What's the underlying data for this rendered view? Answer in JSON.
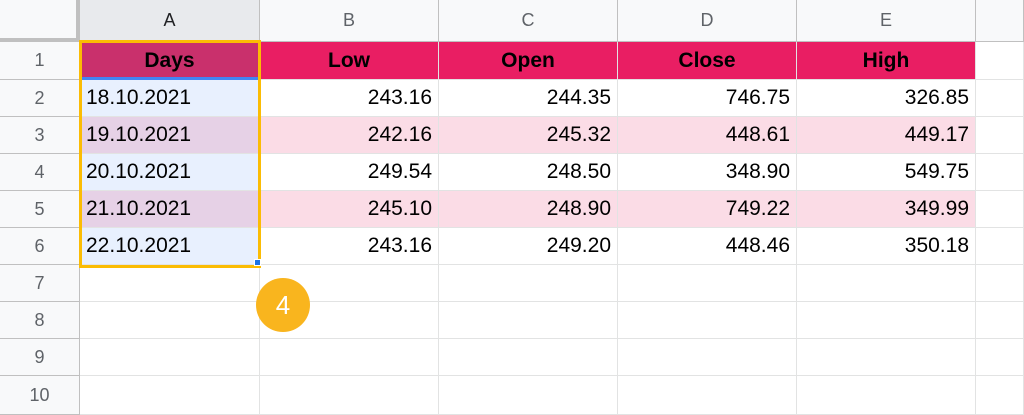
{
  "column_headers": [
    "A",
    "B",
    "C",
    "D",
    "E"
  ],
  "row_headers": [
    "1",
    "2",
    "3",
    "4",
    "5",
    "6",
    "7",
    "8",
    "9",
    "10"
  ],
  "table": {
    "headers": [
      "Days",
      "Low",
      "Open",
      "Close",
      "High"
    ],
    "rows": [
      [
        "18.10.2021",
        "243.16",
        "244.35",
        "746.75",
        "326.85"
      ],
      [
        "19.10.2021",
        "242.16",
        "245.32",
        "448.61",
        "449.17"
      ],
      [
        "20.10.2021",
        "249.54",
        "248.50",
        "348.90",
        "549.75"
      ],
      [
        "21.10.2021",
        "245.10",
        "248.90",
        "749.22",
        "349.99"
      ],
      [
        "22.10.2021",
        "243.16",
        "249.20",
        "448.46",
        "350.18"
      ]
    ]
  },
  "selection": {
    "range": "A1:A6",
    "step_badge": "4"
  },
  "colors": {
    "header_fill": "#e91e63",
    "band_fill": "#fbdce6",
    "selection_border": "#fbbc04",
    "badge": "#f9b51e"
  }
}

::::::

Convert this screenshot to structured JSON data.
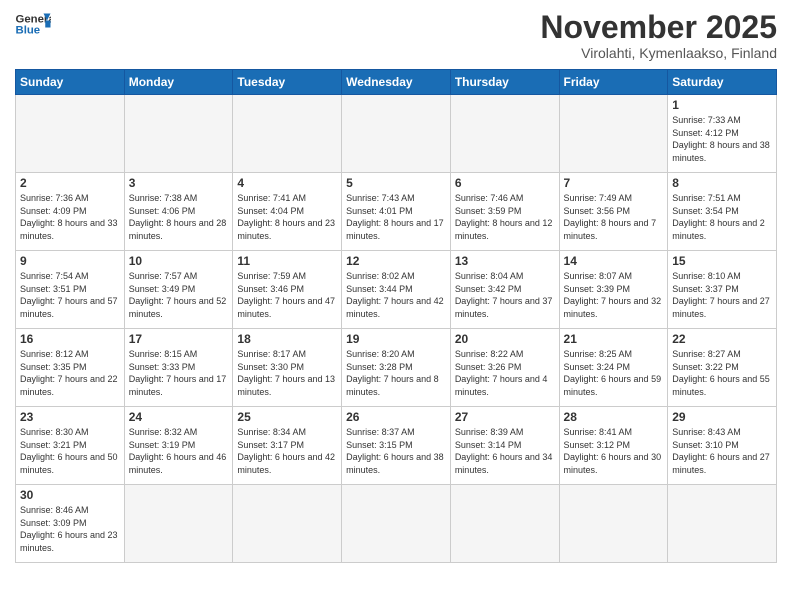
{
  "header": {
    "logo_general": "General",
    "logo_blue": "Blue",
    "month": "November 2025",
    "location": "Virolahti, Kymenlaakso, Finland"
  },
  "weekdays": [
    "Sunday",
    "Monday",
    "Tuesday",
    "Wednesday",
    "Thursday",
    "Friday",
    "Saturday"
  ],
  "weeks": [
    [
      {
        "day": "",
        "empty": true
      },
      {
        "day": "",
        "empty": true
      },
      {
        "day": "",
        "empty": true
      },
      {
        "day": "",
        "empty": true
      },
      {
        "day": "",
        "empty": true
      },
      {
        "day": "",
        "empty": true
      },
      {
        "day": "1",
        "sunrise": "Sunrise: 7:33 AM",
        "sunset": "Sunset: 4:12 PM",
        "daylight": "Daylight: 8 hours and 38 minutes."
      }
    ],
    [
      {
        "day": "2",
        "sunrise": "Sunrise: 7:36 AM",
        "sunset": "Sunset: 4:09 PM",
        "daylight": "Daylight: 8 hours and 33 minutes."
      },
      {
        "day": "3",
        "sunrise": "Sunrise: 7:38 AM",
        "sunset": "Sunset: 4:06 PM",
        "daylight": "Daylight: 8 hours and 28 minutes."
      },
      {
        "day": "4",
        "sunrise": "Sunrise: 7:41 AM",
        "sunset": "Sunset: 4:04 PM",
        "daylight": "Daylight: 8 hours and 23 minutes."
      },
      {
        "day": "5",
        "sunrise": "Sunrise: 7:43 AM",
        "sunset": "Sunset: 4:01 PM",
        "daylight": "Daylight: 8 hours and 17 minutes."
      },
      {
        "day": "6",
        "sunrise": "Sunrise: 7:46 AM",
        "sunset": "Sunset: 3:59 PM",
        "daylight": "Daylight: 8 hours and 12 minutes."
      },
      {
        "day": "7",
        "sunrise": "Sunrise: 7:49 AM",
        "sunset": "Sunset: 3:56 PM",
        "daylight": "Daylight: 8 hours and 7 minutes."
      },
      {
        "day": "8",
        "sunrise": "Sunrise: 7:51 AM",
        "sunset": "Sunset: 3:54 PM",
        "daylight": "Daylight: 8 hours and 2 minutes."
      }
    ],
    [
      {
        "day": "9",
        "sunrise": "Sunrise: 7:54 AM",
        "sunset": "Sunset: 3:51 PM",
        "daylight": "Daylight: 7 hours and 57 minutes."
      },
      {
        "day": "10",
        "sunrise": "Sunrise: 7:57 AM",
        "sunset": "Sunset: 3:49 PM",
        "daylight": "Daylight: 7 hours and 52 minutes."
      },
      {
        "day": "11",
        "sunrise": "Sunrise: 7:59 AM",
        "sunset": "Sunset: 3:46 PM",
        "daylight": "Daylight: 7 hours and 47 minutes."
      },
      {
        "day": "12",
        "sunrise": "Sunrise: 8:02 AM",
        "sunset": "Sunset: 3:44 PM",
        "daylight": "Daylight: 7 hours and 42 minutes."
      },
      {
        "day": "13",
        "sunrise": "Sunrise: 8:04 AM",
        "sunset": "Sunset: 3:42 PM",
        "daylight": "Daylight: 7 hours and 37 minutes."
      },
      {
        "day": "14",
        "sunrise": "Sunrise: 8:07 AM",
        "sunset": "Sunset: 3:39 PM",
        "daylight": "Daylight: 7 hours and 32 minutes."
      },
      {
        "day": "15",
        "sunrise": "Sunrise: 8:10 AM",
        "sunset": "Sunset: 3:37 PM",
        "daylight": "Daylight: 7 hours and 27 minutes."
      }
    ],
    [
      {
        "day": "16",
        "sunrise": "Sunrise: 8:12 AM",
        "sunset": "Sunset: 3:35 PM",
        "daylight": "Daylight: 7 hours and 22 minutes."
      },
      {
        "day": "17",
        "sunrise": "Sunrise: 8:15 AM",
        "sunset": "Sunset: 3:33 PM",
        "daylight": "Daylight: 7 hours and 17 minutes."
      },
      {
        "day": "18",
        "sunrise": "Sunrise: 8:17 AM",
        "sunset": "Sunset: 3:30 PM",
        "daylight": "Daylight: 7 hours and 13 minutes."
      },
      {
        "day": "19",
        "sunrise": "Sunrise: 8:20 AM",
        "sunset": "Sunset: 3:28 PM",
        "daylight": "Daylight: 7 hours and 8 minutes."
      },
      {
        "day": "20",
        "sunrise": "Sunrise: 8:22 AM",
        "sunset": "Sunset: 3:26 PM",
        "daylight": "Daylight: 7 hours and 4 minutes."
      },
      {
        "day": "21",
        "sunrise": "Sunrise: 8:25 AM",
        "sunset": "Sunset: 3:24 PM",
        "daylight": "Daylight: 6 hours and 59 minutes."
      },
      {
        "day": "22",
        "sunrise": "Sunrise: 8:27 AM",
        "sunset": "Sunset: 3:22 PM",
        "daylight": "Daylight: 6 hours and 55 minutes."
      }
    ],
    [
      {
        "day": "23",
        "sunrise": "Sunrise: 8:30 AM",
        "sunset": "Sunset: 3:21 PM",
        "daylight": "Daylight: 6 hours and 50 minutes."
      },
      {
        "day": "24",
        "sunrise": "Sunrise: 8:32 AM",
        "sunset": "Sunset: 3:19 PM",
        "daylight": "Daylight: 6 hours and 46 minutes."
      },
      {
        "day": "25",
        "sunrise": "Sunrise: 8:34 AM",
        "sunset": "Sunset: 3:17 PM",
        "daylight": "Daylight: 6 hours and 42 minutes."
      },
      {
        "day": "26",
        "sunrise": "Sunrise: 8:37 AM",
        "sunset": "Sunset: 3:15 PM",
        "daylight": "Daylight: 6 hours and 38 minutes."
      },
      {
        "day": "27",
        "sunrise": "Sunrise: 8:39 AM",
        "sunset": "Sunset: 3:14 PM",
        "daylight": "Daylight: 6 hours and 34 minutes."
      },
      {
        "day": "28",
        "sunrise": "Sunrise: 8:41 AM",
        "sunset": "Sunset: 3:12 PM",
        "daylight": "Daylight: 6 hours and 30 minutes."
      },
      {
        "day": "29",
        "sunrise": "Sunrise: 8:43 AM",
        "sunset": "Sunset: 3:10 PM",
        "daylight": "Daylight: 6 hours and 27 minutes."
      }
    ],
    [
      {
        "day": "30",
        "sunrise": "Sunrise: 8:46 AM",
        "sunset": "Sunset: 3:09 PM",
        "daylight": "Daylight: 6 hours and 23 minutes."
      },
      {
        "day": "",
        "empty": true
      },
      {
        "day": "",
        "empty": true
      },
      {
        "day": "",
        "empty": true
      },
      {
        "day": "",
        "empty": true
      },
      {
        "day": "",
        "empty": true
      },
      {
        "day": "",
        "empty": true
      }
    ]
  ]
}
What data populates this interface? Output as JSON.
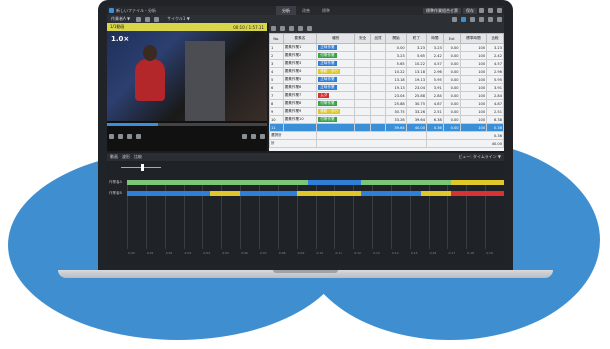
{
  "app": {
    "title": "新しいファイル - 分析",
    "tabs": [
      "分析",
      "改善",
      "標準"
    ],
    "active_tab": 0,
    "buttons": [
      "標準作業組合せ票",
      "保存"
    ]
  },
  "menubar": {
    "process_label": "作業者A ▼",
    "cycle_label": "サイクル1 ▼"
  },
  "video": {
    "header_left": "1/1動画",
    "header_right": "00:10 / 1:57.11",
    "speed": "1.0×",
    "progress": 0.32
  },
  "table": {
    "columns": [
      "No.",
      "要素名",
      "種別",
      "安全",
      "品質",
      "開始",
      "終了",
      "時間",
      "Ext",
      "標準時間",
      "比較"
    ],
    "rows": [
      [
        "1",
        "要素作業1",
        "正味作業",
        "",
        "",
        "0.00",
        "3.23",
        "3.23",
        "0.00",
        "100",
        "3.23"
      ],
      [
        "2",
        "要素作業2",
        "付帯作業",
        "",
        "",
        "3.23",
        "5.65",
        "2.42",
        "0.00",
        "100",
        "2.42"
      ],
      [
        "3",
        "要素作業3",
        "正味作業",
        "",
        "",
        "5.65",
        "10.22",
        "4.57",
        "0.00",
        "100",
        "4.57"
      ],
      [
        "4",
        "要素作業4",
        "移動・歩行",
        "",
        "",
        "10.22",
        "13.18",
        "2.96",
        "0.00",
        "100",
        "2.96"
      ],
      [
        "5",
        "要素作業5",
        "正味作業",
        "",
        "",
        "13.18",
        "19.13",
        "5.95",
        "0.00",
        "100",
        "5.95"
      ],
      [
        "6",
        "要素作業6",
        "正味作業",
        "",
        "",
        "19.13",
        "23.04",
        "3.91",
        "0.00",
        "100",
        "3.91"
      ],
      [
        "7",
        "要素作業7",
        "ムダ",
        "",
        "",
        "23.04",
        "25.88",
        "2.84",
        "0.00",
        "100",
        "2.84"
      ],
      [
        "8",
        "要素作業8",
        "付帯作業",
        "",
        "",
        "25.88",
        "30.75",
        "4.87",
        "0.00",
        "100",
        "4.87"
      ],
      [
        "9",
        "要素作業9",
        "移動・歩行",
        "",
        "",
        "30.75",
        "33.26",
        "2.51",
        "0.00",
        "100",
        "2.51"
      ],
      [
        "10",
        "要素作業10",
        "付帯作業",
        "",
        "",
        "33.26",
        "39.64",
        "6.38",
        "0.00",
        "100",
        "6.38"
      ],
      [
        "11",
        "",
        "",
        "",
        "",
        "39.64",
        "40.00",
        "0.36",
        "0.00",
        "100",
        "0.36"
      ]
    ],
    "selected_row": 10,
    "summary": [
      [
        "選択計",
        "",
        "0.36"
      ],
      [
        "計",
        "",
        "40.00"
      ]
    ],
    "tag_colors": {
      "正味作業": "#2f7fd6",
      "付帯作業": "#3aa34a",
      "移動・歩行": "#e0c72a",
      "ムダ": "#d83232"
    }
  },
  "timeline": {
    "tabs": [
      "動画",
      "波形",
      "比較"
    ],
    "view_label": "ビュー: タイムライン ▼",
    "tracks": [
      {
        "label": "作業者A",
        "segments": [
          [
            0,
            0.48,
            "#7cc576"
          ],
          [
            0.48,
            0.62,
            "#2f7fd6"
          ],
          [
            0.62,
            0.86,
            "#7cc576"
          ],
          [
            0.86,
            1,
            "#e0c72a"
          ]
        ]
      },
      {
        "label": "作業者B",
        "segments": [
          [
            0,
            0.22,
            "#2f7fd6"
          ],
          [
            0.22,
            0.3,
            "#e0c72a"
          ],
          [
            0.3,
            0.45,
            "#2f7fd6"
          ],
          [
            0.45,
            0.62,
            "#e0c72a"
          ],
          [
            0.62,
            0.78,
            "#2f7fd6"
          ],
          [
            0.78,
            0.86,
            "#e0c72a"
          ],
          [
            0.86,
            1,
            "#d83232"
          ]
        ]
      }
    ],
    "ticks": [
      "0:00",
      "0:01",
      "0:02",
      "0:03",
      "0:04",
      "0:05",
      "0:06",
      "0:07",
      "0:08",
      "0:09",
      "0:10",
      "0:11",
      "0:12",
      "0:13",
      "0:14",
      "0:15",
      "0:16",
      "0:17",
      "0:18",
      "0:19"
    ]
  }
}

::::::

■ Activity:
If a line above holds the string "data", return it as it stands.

■ Solution to this exercise:
What's the underlying data for this rendered view? Answer in JSON.
Convert this screenshot to structured JSON data.
What data populates this interface? Output as JSON.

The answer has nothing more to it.